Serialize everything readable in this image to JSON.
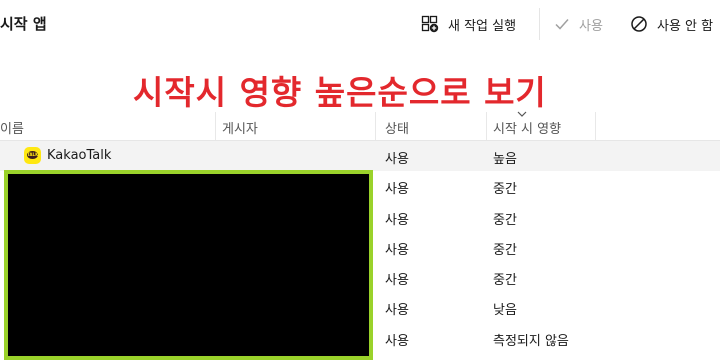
{
  "header": {
    "title": "시작 앱",
    "new_task_label": "새 작업 실행",
    "enable_label": "사용",
    "disable_label": "사용 안 함"
  },
  "overlay": {
    "headline": "시작시 영향 높은순으로 보기"
  },
  "table": {
    "columns": [
      "이름",
      "게시자",
      "상태",
      "시작 시 영향"
    ],
    "sort_column": "시작 시 영향",
    "rows": [
      {
        "name": "KakaoTalk",
        "publisher": "",
        "status": "사용",
        "impact": "높음",
        "icon": "kakaotalk-icon"
      },
      {
        "name": "",
        "publisher": "",
        "status": "사용",
        "impact": "중간"
      },
      {
        "name": "",
        "publisher": "",
        "status": "사용",
        "impact": "중간"
      },
      {
        "name": "",
        "publisher": "",
        "status": "사용",
        "impact": "중간"
      },
      {
        "name": "",
        "publisher": "",
        "status": "사용",
        "impact": "중간"
      },
      {
        "name": "",
        "publisher": "",
        "status": "사용",
        "impact": "낮음"
      },
      {
        "name": "",
        "publisher": "",
        "status": "사용",
        "impact": "측정되지 않음"
      }
    ]
  },
  "colors": {
    "headline": "#e3282d",
    "redaction_border": "#9ad22a",
    "kakao_yellow": "#ffe812"
  }
}
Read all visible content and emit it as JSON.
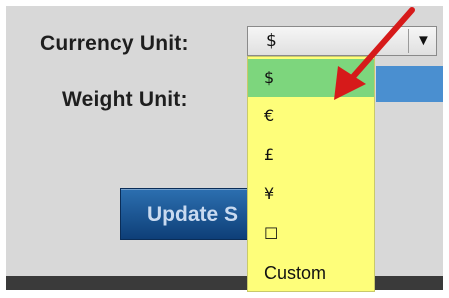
{
  "form": {
    "currency_label": "Currency Unit:",
    "weight_label": "Weight Unit:",
    "update_button": "Update S"
  },
  "currency_select": {
    "selected": "$",
    "arrow": "▼",
    "options": [
      "$",
      "€",
      "£",
      "¥",
      "☐",
      "Custom"
    ]
  },
  "colors": {
    "dropdown_bg": "#fefe7a",
    "selected_bg": "#7dd67d",
    "button": "#1b4f8c",
    "annotation_arrow": "#d61a1a"
  }
}
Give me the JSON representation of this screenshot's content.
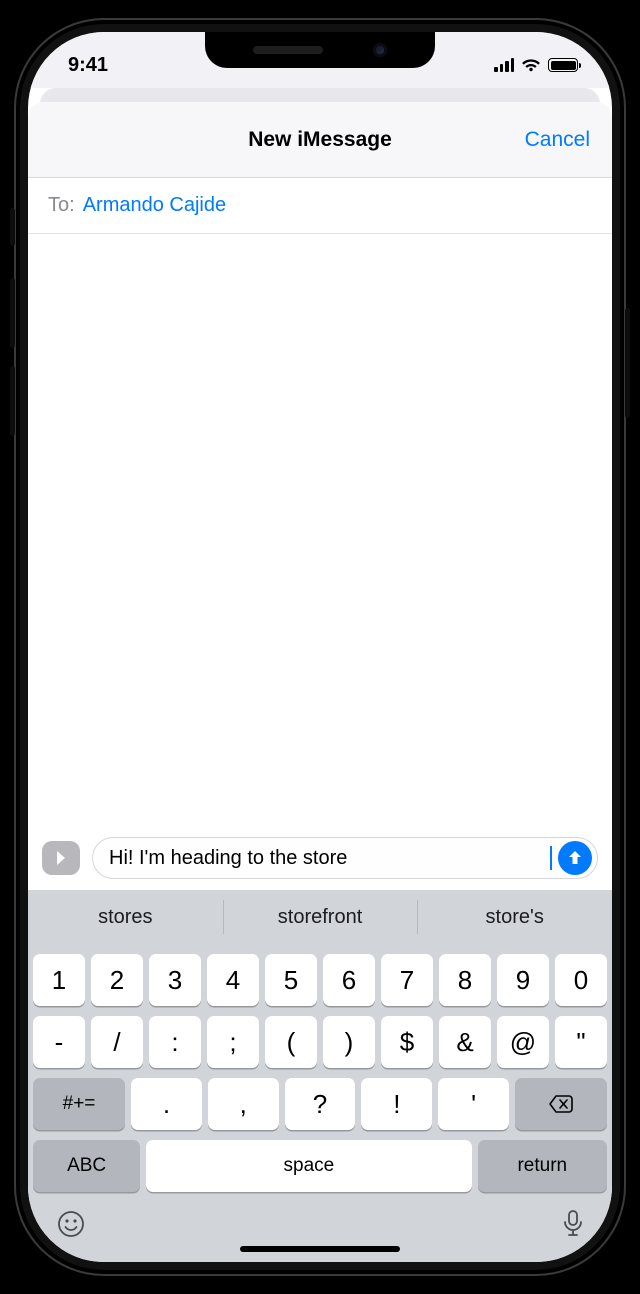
{
  "status": {
    "time": "9:41"
  },
  "nav": {
    "title": "New iMessage",
    "cancel": "Cancel"
  },
  "to": {
    "label": "To:",
    "recipient": "Armando Cajide"
  },
  "compose": {
    "text": "Hi! I'm heading to the store"
  },
  "suggestions": [
    "stores",
    "storefront",
    "store's"
  ],
  "keys": {
    "row1": [
      "1",
      "2",
      "3",
      "4",
      "5",
      "6",
      "7",
      "8",
      "9",
      "0"
    ],
    "row2": [
      "-",
      "/",
      ":",
      ";",
      "(",
      ")",
      "$",
      "&",
      "@",
      "\""
    ],
    "row3_sym": "#+=",
    "row3": [
      ".",
      ",",
      "?",
      "!",
      "'"
    ],
    "abc": "ABC",
    "space": "space",
    "return": "return"
  }
}
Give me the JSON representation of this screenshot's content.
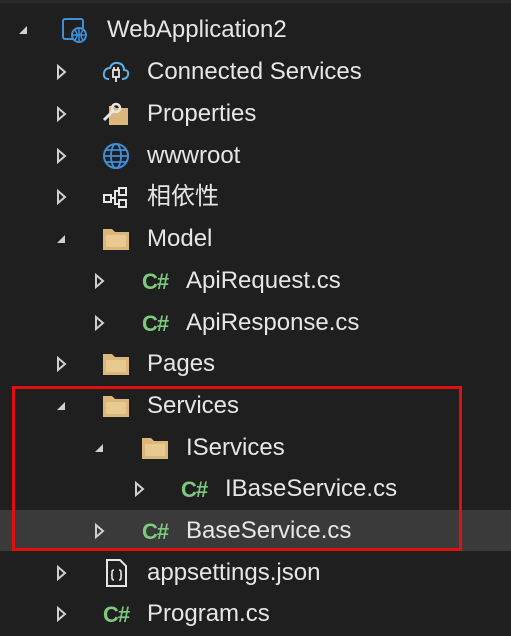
{
  "tree": {
    "project": {
      "label": "WebApplication2",
      "icon": "web-project-icon"
    },
    "items": [
      {
        "label": "Connected Services",
        "icon": "connected-services-icon"
      },
      {
        "label": "Properties",
        "icon": "properties-icon"
      },
      {
        "label": "wwwroot",
        "icon": "globe-icon"
      },
      {
        "label": "相依性",
        "icon": "dependencies-icon"
      },
      {
        "label": "Model",
        "icon": "folder-icon"
      },
      {
        "label": "ApiRequest.cs",
        "icon": "csharp-file-icon"
      },
      {
        "label": "ApiResponse.cs",
        "icon": "csharp-file-icon"
      },
      {
        "label": "Pages",
        "icon": "folder-icon"
      },
      {
        "label": "Services",
        "icon": "folder-icon"
      },
      {
        "label": "IServices",
        "icon": "folder-icon"
      },
      {
        "label": "IBaseService.cs",
        "icon": "csharp-file-icon"
      },
      {
        "label": "BaseService.cs",
        "icon": "csharp-file-icon"
      },
      {
        "label": "appsettings.json",
        "icon": "json-file-icon"
      },
      {
        "label": "Program.cs",
        "icon": "csharp-file-icon"
      }
    ],
    "cs_glyph": "C#"
  },
  "colors": {
    "background": "#1f1f1f",
    "selected_row": "#3a3a3a",
    "text": "#e6e6e6",
    "folder": "#dcb67a",
    "csharp": "#7dc97d",
    "globe": "#3f8fd8",
    "highlight_border": "#e01010"
  }
}
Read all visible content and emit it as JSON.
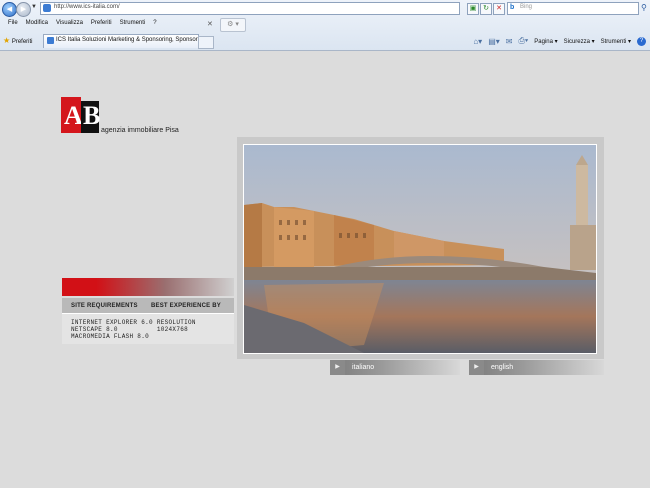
{
  "browser": {
    "url": "http://www.ics-italia.com/",
    "search_placeholder": "Bing",
    "menu": [
      "File",
      "Modifica",
      "Visualizza",
      "Preferiti",
      "Strumenti",
      "?"
    ],
    "favorites_label": "Preferiti",
    "tab_title": "ICS Italia Soluzioni Marketing & Sponsoring, Sponsors...",
    "commands": {
      "page": "Pagina ▾",
      "security": "Sicurezza ▾",
      "tools": "Strumenti ▾"
    }
  },
  "site": {
    "tagline": "agenzia immobiliare Pisa",
    "requirements": {
      "head_left": "SITE REQUIREMENTS",
      "head_right": "BEST EXPERIENCE BY",
      "line1": "INTERNET EXPLORER 6.0 RESOLUTION",
      "line2": "NETSCAPE 8.0          1024X768",
      "line3": "MACROMEDIA FLASH 8.0"
    },
    "lang_italian": "italiano",
    "lang_english": "english"
  },
  "colors": {
    "brand_red": "#d4161c",
    "page_bg": "#dcdcdc"
  }
}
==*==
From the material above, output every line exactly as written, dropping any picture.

Serialize everything readable in this image to JSON.
{
  "header": {
    "title": "시작 앱",
    "new_task_label": "새 작업 실행",
    "enable_label": "사용",
    "disable_label": "사용 안 함"
  },
  "overlay": {
    "headline": "시작시 영향 높은순으로 보기"
  },
  "table": {
    "columns": [
      "이름",
      "게시자",
      "상태",
      "시작 시 영향"
    ],
    "sort_column": "시작 시 영향",
    "rows": [
      {
        "name": "KakaoTalk",
        "publisher": "",
        "status": "사용",
        "impact": "높음",
        "icon": "kakaotalk-icon"
      },
      {
        "name": "",
        "publisher": "",
        "status": "사용",
        "impact": "중간"
      },
      {
        "name": "",
        "publisher": "",
        "status": "사용",
        "impact": "중간"
      },
      {
        "name": "",
        "publisher": "",
        "status": "사용",
        "impact": "중간"
      },
      {
        "name": "",
        "publisher": "",
        "status": "사용",
        "impact": "중간"
      },
      {
        "name": "",
        "publisher": "",
        "status": "사용",
        "impact": "낮음"
      },
      {
        "name": "",
        "publisher": "",
        "status": "사용",
        "impact": "측정되지 않음"
      }
    ]
  },
  "colors": {
    "headline": "#e3282d",
    "redaction_border": "#9ad22a",
    "kakao_yellow": "#ffe812"
  }
}
Read all visible content and emit it as JSON.
{
  "form": {
    "currency_label": "Currency Unit:",
    "weight_label": "Weight Unit:",
    "update_button": "Update S"
  },
  "currency_select": {
    "selected": "$",
    "arrow": "▼",
    "options": [
      "$",
      "€",
      "£",
      "¥",
      "☐",
      "Custom"
    ]
  },
  "colors": {
    "dropdown_bg": "#fefe7a",
    "selected_bg": "#7dd67d",
    "button": "#1b4f8c",
    "annotation_arrow": "#d61a1a"
  }
}
Give me the JSON representation of this screenshot's content.
{
  "status": {
    "time": "9:41"
  },
  "nav": {
    "title": "New iMessage",
    "cancel": "Cancel"
  },
  "to": {
    "label": "To:",
    "recipient": "Armando Cajide"
  },
  "compose": {
    "text": "Hi! I'm heading to the store"
  },
  "suggestions": [
    "stores",
    "storefront",
    "store's"
  ],
  "keys": {
    "row1": [
      "1",
      "2",
      "3",
      "4",
      "5",
      "6",
      "7",
      "8",
      "9",
      "0"
    ],
    "row2": [
      "-",
      "/",
      ":",
      ";",
      "(",
      ")",
      "$",
      "&",
      "@",
      "\""
    ],
    "row3_sym": "#+=",
    "row3": [
      ".",
      ",",
      "?",
      "!",
      "'"
    ],
    "abc": "ABC",
    "space": "space",
    "return": "return"
  }
}
Give me the JSON representation of this screenshot's content.
{
  "tree": {
    "project": {
      "label": "WebApplication2",
      "icon": "web-project-icon"
    },
    "items": [
      {
        "label": "Connected Services",
        "icon": "connected-services-icon"
      },
      {
        "label": "Properties",
        "icon": "properties-icon"
      },
      {
        "label": "wwwroot",
        "icon": "globe-icon"
      },
      {
        "label": "相依性",
        "icon": "dependencies-icon"
      },
      {
        "label": "Model",
        "icon": "folder-icon"
      },
      {
        "label": "ApiRequest.cs",
        "icon": "csharp-file-icon"
      },
      {
        "label": "ApiResponse.cs",
        "icon": "csharp-file-icon"
      },
      {
        "label": "Pages",
        "icon": "folder-icon"
      },
      {
        "label": "Services",
        "icon": "folder-icon"
      },
      {
        "label": "IServices",
        "icon": "folder-icon"
      },
      {
        "label": "IBaseService.cs",
        "icon": "csharp-file-icon"
      },
      {
        "label": "BaseService.cs",
        "icon": "csharp-file-icon"
      },
      {
        "label": "appsettings.json",
        "icon": "json-file-icon"
      },
      {
        "label": "Program.cs",
        "icon": "csharp-file-icon"
      }
    ],
    "cs_glyph": "C#"
  },
  "colors": {
    "background": "#1f1f1f",
    "selected_row": "#3a3a3a",
    "text": "#e6e6e6",
    "folder": "#dcb67a",
    "csharp": "#7dc97d",
    "globe": "#3f8fd8",
    "highlight_border": "#e01010"
  }
}
Read all visible content and emit it as JSON.
{
  "browser": {
    "url": "http://www.ics-italia.com/",
    "search_placeholder": "Bing",
    "menu": [
      "File",
      "Modifica",
      "Visualizza",
      "Preferiti",
      "Strumenti",
      "?"
    ],
    "favorites_label": "Preferiti",
    "tab_title": "ICS Italia Soluzioni Marketing & Sponsoring, Sponsors...",
    "commands": {
      "page": "Pagina ▾",
      "security": "Sicurezza ▾",
      "tools": "Strumenti ▾"
    }
  },
  "site": {
    "tagline": "agenzia immobiliare Pisa",
    "requirements": {
      "head_left": "SITE REQUIREMENTS",
      "head_right": "BEST EXPERIENCE BY",
      "line1": "INTERNET EXPLORER 6.0 RESOLUTION",
      "line2": "NETSCAPE 8.0          1024X768",
      "line3": "MACROMEDIA FLASH 8.0"
    },
    "lang_italian": "italiano",
    "lang_english": "english"
  },
  "colors": {
    "brand_red": "#d4161c",
    "page_bg": "#dcdcdc"
  }
}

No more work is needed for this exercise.